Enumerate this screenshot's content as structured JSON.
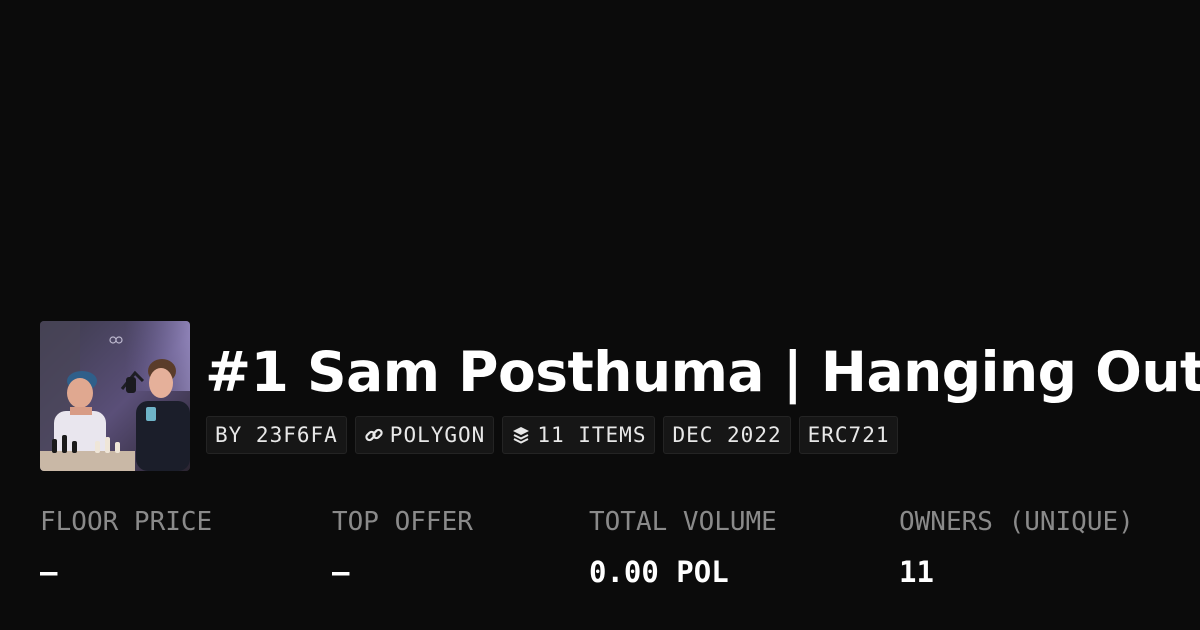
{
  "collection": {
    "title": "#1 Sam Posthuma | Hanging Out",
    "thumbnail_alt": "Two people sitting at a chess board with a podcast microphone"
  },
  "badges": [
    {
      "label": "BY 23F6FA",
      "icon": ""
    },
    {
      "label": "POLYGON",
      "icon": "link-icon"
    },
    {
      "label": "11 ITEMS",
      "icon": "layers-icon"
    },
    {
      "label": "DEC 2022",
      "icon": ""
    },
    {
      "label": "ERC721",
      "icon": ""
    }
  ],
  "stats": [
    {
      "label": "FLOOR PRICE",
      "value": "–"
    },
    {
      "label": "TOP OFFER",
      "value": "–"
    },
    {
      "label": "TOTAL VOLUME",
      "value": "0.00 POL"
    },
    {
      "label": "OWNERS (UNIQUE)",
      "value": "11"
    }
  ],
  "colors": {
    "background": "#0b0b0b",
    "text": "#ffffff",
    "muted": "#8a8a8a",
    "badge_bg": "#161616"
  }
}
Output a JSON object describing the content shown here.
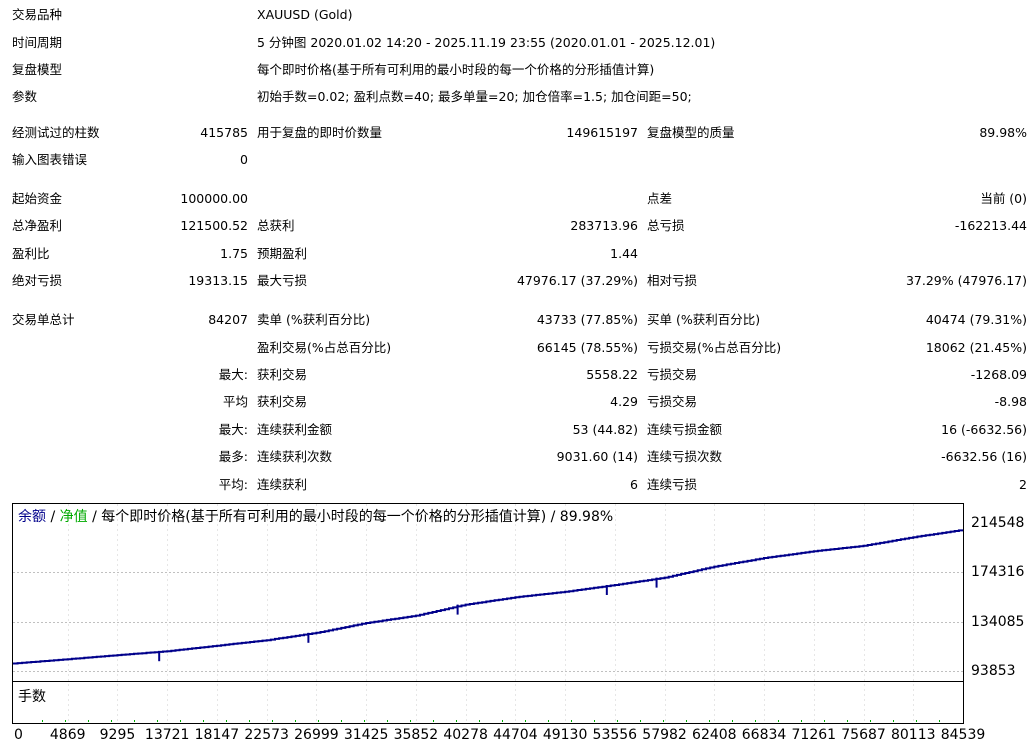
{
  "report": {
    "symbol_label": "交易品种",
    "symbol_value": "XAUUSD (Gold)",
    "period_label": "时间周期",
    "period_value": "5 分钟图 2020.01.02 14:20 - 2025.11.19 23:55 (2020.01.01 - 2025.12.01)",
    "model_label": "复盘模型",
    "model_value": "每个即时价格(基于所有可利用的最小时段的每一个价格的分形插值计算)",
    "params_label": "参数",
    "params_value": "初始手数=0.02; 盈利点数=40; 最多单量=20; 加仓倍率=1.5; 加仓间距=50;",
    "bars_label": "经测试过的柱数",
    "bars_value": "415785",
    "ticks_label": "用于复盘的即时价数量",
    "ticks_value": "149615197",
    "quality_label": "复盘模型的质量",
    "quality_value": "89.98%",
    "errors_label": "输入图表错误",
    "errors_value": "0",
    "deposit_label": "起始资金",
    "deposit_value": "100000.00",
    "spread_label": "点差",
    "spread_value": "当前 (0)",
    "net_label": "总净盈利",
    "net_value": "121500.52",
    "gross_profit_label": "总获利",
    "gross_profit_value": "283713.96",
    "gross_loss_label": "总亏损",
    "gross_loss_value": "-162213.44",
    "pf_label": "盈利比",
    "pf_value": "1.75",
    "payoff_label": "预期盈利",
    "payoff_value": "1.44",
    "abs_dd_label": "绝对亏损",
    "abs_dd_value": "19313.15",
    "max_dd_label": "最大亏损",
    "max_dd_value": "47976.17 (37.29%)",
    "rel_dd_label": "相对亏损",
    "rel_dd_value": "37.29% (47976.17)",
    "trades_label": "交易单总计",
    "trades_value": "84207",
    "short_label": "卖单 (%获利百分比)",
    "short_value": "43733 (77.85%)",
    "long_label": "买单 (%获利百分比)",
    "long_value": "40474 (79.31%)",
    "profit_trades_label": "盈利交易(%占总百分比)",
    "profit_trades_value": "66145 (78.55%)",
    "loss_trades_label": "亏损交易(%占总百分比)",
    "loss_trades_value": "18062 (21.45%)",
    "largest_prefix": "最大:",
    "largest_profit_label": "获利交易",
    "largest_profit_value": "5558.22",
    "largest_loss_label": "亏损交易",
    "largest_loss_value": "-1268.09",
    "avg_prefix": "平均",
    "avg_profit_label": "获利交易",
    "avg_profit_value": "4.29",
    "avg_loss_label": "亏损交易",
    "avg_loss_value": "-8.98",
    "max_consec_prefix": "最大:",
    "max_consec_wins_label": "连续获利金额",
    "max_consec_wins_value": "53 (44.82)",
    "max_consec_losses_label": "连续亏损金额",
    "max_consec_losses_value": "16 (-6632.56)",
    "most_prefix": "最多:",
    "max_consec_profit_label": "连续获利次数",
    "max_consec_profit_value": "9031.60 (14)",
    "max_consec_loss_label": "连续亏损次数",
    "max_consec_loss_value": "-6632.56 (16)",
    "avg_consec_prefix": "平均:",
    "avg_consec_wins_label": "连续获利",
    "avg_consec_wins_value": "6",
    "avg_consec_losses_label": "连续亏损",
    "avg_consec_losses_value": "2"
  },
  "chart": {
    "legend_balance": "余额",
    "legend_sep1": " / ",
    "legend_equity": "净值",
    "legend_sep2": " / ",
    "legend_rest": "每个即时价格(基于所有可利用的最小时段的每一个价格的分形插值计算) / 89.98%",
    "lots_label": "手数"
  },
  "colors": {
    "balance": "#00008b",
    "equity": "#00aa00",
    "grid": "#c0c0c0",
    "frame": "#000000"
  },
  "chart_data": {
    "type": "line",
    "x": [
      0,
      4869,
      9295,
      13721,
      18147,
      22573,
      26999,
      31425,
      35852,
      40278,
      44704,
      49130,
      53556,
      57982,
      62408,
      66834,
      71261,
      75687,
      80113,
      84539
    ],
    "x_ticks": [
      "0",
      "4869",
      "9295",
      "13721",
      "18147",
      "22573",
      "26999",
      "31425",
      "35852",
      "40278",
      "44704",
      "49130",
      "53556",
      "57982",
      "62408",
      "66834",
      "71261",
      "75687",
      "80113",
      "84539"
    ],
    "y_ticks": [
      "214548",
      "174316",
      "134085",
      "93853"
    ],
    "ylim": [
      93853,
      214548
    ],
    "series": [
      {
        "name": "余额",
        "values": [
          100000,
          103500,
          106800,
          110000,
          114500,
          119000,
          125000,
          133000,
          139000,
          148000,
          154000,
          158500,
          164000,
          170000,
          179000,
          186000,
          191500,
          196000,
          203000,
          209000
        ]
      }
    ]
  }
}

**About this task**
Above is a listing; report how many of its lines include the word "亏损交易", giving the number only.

**Solution for this exercise**
3